For global challenges, we need worldwide cooperation, such as the global aluminum alliance, ASI. We have been working in it with great commitment since 2013. This has resulted in a global sustainability standard, with environmental, social and business-ethics criteria. Audi is the first car manufacturer to receive the ASI sustainability certificate.
Many of our activities are not reflected in the financial statements.
We want to contribute to improving our environment. After all, our families and neighbors, we all live here near our plants. You can have a closer look at one example afterwards: In the middle of the Danube meadows there is a former oil refinery. The area was heavily contaminated. We will have 600,000 tons of soil taken out and cleaned. We will return one part of the site, as big as 20 soccer fields, completely to nature, with a holistic concept of biodiversity. We are applying a wide range of new technologies to do this. The result is the biggest reclamation project of the kind in the country: the IN Campus, Ingolstadt’s new think tank. For bright minds at Audi, for startups, and for scientists. Take the opportunity to have a look around: this afternoon, as part of your program at Audi.
We are also proud of the work of the Audi Environmental Foundation. It will already celebrate its tenth birthday this year. The Foundation promotes innovative ideas for environmental protection: ideas from the fields of science, education and society, and often also ideas from our employees. Meanwhile, this non-profit foundation is globally networked. It helps fantastic ideas to become reality. For example, how we can remove plastic waste from the rivers, before it gets into the sea. Or how oak forests remove carbon dioxide from the air. We have connected many trees with sensors, to find out more about this.
I am particularly fascinated by our bee project: One hundred beehives are being digitally connected. High-tech sensors turn the bees’ swarm intelligence into a seismograph for biodiversity and pollution, and in the long term perhaps also for weather phenomena. That is rethinking: The Audi Environmental Foundation connects know-how, resulting in projects for a better world.
Ladies and gentlemen,
Reduce. Re-use. Recycle. Rethink. The Four Rings of Sustainability – one goal: Vorsprung. Sustainably.
We have already taken great steps in this direction. By 2025, we want to further reduce the environmental impact per vehicle produced by 35 percent compared with base year 2010. We have already achieved 23.7 percent.
We accept greater responsibility, going beyond our own entrepreneurial activities. For the environment, nature and society. For a shared future.
Jürgen De Graeve
Tel.: +49 841 89 34084
Fuel consumption of the models mentioned
The fuel consumption and CO2 emissions of each car vary depending on the wheels and tires fitted, and are influenced not only by the car’s efficient use of fuel, but also by the driver’s behavior and other non-technical factors.

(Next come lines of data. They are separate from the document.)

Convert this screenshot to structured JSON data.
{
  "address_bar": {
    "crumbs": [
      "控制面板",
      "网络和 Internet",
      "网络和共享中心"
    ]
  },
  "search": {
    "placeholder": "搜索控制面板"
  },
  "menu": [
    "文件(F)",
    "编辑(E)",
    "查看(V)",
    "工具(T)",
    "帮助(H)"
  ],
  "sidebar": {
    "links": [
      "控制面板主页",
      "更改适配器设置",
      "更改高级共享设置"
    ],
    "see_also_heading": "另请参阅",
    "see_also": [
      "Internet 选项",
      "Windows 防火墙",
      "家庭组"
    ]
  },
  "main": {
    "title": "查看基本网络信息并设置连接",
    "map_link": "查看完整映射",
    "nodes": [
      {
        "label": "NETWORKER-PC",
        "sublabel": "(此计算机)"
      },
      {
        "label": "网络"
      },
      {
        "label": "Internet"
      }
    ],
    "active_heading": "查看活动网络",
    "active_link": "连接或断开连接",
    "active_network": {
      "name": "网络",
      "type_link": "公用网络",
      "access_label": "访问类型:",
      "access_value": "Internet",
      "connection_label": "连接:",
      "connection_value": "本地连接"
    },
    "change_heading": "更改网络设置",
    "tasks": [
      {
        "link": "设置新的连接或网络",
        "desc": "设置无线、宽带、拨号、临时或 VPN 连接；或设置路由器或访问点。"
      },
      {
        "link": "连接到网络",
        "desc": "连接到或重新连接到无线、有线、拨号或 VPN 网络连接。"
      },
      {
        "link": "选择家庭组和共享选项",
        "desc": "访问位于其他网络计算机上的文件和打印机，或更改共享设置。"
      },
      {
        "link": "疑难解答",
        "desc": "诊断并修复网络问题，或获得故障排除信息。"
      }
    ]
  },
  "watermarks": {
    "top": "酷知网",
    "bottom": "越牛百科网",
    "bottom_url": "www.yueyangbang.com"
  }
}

Audi A1 Sportback
Combined fuel consumption in l/100 km: 6 – 4.6
Combined CO2-emissions in g/km: 137 – 104
Combined fuel consumption in l/100 km: 7.4 – 4
Combined CO2-emissions in g/km: 169 – 104
Audi A7 Sportback
Combined fuel consumption in l/100 km: 7.3 – 4.4
Combined CO2-emissions in g/km: 167 – 115
Combined fuel consumption in l/100 km: 7.6 – 4.7
Combined CO2-emissions in g/km: 173 – 123
Combined fuel consumption in l/100 km: 9.1 – 6.4
Combined CO2-emissions in g/km: 207 – 169
Combined electric energy consumption in kWh/100 km: 24.6 – 23.7
Combined CO2-emissions in g/km: 0
Audi TT Quantumgrau Edition
Combined fuel consumption in l/100 km: 12.7
Combined CO2-emissions in g/km: 325
** These models are not yet offered for sale. They have not yet received type approval and are therefore not subject to Directive 1999/94/EC.
*** This specific model is no longer available at Audi.